Among the several key benefits is identifying the right next new vendor to come on board. Not only does the team sweat the details on the relationships with prospective vendors but also maintains those relationships moving forward, so that there is no loss of focus on the aims of the relationship, the path forward or the use of the technology.
When it comes to vendor relationships, stability and talent form the top criteria for Dan. Other characteristics are system competence, compliance competence, process and education competence, and delivery of the goods, all of which are important.
Vision For Future Of The Industry
Dan believes something has got to give because of the mounting pressure to control the constantly rising cost of healthcare in America. He states that the interesting partnerships are coming out of payer and provider relationships, like direct contracting with payers to figure out how to equitably deliver healthcare to a payer’s subscribers in the best possible manner.
He feels the payer-provider collaboration activity will continue to grow along with looking at ways to use artificial intelligence and machine learning to identify what work needs to be done and what accounts don’t need to be worked because they don’t meet that criteria.
For companies and professionals looking to remain successful in this domain, Dan believes critical thinking, communication, collaboration are important. The successful path is to figure out what is wrong and that is the critical thinking part; then how to go about fixing it which is the collaboration part.
‘If you are going to get into the healthcare system, recognize that it is a society that wants clear answers quickly and it takes a lot of work to get there.’
Leadership Lessons Learned Throughout Life
‘I think honesty and personal dignity of yourself and the other persons are important as you work through relationships.’
Kindness is at the bottom and top of leadership and for Dan, the most important piece to have. He states that when crises happen and somebody is struggling, it is important to maintain their sense of dignity, their sense of self-worth because without that the problem continues and the person is defeated.
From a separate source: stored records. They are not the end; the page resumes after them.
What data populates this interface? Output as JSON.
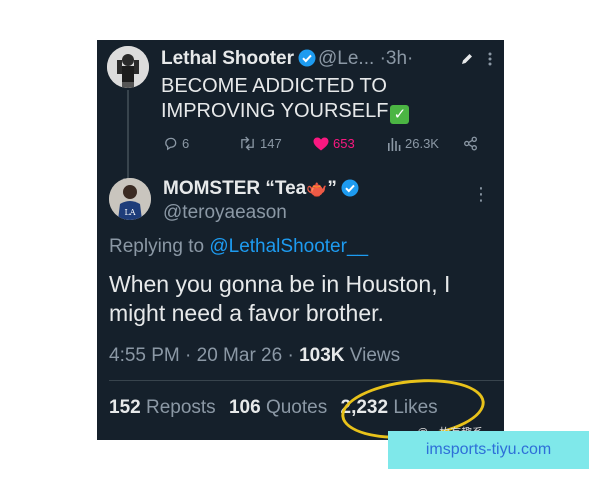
{
  "tweet1": {
    "name": "Lethal Shooter",
    "handle": "@Le...",
    "time": "·3h·",
    "text": "BECOME ADDICTED TO IMPROVING YOURSELF",
    "replies": "6",
    "reposts": "147",
    "likes": "653",
    "views": "26.3K"
  },
  "tweet2": {
    "name_prefix": "MOMSTER “Tea",
    "name_suffix": "”",
    "teapot_glyph": "🫖",
    "handle": "@teroyaeason",
    "more_glyph": "⋮",
    "replying_label": "Replying to",
    "replying_handle": "@LethalShooter__",
    "text": "When you gonna be in Houston, I might need a favor brother.",
    "meta": "4:55 PM · 20 Mar 26 ·",
    "views_count": "103K",
    "views_label": "Views",
    "reposts_count": "152",
    "reposts_label": "Reposts",
    "quotes_count": "106",
    "quotes_label": "Quotes",
    "likes_count": "2,232",
    "likes_label": "Likes"
  },
  "watermark_weibo": "@一枚有趣系",
  "banner_text": "imsports-tiyu.com",
  "colors": {
    "background": "#15202b",
    "text": "#e7e9ea",
    "muted": "#8b98a5",
    "link": "#1d9bf0",
    "like": "#f91880",
    "highlight_circle": "#e8c21a",
    "banner": "#7fe8ea"
  }
}
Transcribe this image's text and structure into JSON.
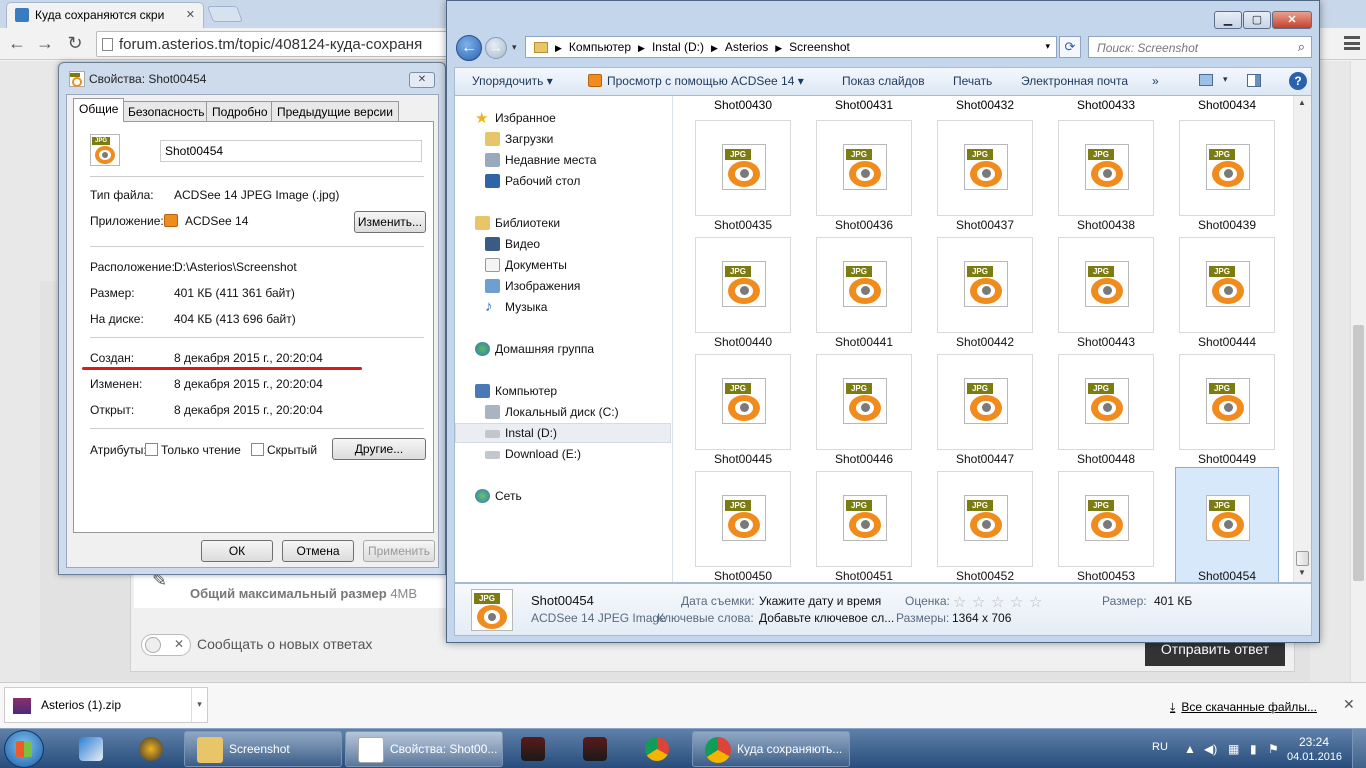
{
  "browser": {
    "tab_title": "Куда сохраняются скри",
    "url": "forum.asterios.tm/topic/408124-куда-сохраня",
    "forum": {
      "max_size_label": "Общий максимальный размер",
      "max_size_value": "4MB",
      "toggle_label": "Сообщать о новых ответах",
      "submit_label": "Отправить ответ"
    },
    "downloads": {
      "file_name": "Asterios (1).zip",
      "all_downloads_label": "Все скачанные файлы..."
    }
  },
  "properties": {
    "title": "Свойства: Shot00454",
    "tabs": [
      "Общие",
      "Безопасность",
      "Подробно",
      "Предыдущие версии"
    ],
    "file_name": "Shot00454",
    "file_type_label": "Тип файла:",
    "file_type": "ACDSee 14 JPEG Image (.jpg)",
    "app_label": "Приложение:",
    "app": "ACDSee 14",
    "change_btn": "Изменить...",
    "location_label": "Расположение:",
    "location": "D:\\Asterios\\Screenshot",
    "size_label": "Размер:",
    "size": "401 КБ (411 361 байт)",
    "disk_label": "На диске:",
    "disk": "404 КБ (413 696 байт)",
    "created_label": "Создан:",
    "created": "8 декабря 2015 г., 20:20:04",
    "modified_label": "Изменен:",
    "modified": "8 декабря 2015 г., 20:20:04",
    "opened_label": "Открыт:",
    "opened": "8 декабря 2015 г., 20:20:04",
    "attrs_label": "Атрибуты:",
    "readonly_label": "Только чтение",
    "hidden_label": "Скрытый",
    "others_btn": "Другие...",
    "ok_btn": "ОК",
    "cancel_btn": "Отмена",
    "apply_btn": "Применить",
    "jpg_tag": "JPG"
  },
  "explorer": {
    "path": [
      "Компьютер",
      "Instal (D:)",
      "Asterios",
      "Screenshot"
    ],
    "search_placeholder": "Поиск: Screenshot",
    "toolbar": {
      "organize": "Упорядочить",
      "view_with": "Просмотр с помощью ACDSee 14",
      "slideshow": "Показ слайдов",
      "print": "Печать",
      "email": "Электронная почта",
      "more": "»"
    },
    "nav": {
      "favorites": "Избранное",
      "downloads": "Загрузки",
      "recent": "Недавние места",
      "desktop": "Рабочий стол",
      "libraries": "Библиотеки",
      "video": "Видео",
      "documents": "Документы",
      "images": "Изображения",
      "music": "Музыка",
      "homegroup": "Домашняя группа",
      "computer": "Компьютер",
      "drive_c": "Локальный диск (C:)",
      "drive_d": "Instal (D:)",
      "drive_e": "Download (E:)",
      "network": "Сеть"
    },
    "top_row": [
      "Shot00430",
      "Shot00431",
      "Shot00432",
      "Shot00433",
      "Shot00434"
    ],
    "files": [
      "Shot00435",
      "Shot00436",
      "Shot00437",
      "Shot00438",
      "Shot00439",
      "Shot00440",
      "Shot00441",
      "Shot00442",
      "Shot00443",
      "Shot00444",
      "Shot00445",
      "Shot00446",
      "Shot00447",
      "Shot00448",
      "Shot00449",
      "Shot00450",
      "Shot00451",
      "Shot00452",
      "Shot00453",
      "Shot00454"
    ],
    "selected_file": "Shot00454",
    "details": {
      "name": "Shot00454",
      "type": "ACDSee 14 JPEG Image",
      "date_label": "Дата съемки:",
      "date_value": "Укажите дату и время",
      "rating_label": "Оценка:",
      "size_label": "Размер:",
      "size_value": "401 КБ",
      "keywords_label": "Ключевые слова:",
      "keywords_value": "Добавьте ключевое сл...",
      "dims_label": "Размеры:",
      "dims_value": "1364 x 706"
    }
  },
  "taskbar": {
    "tasks": [
      "Screenshot",
      "Свойства: Shot00...",
      "Куда сохраняють..."
    ],
    "lang": "RU",
    "time": "23:24",
    "date": "04.01.2016"
  },
  "colors": {
    "highlight_red": "#d81b1b",
    "acdsee_orange": "#f08c1e",
    "jpg_tag": "#7b7d12",
    "selection_blue": "#d8e8fb"
  }
}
Another factor is regular education on the issues. For someone in the revenue cycle, understanding healthcare financial management issues, joining an organization that has a great teaching characteristic to it, and reading the right source material to understand what is happening are important.
Follow Dan Schulte On : LinkedIn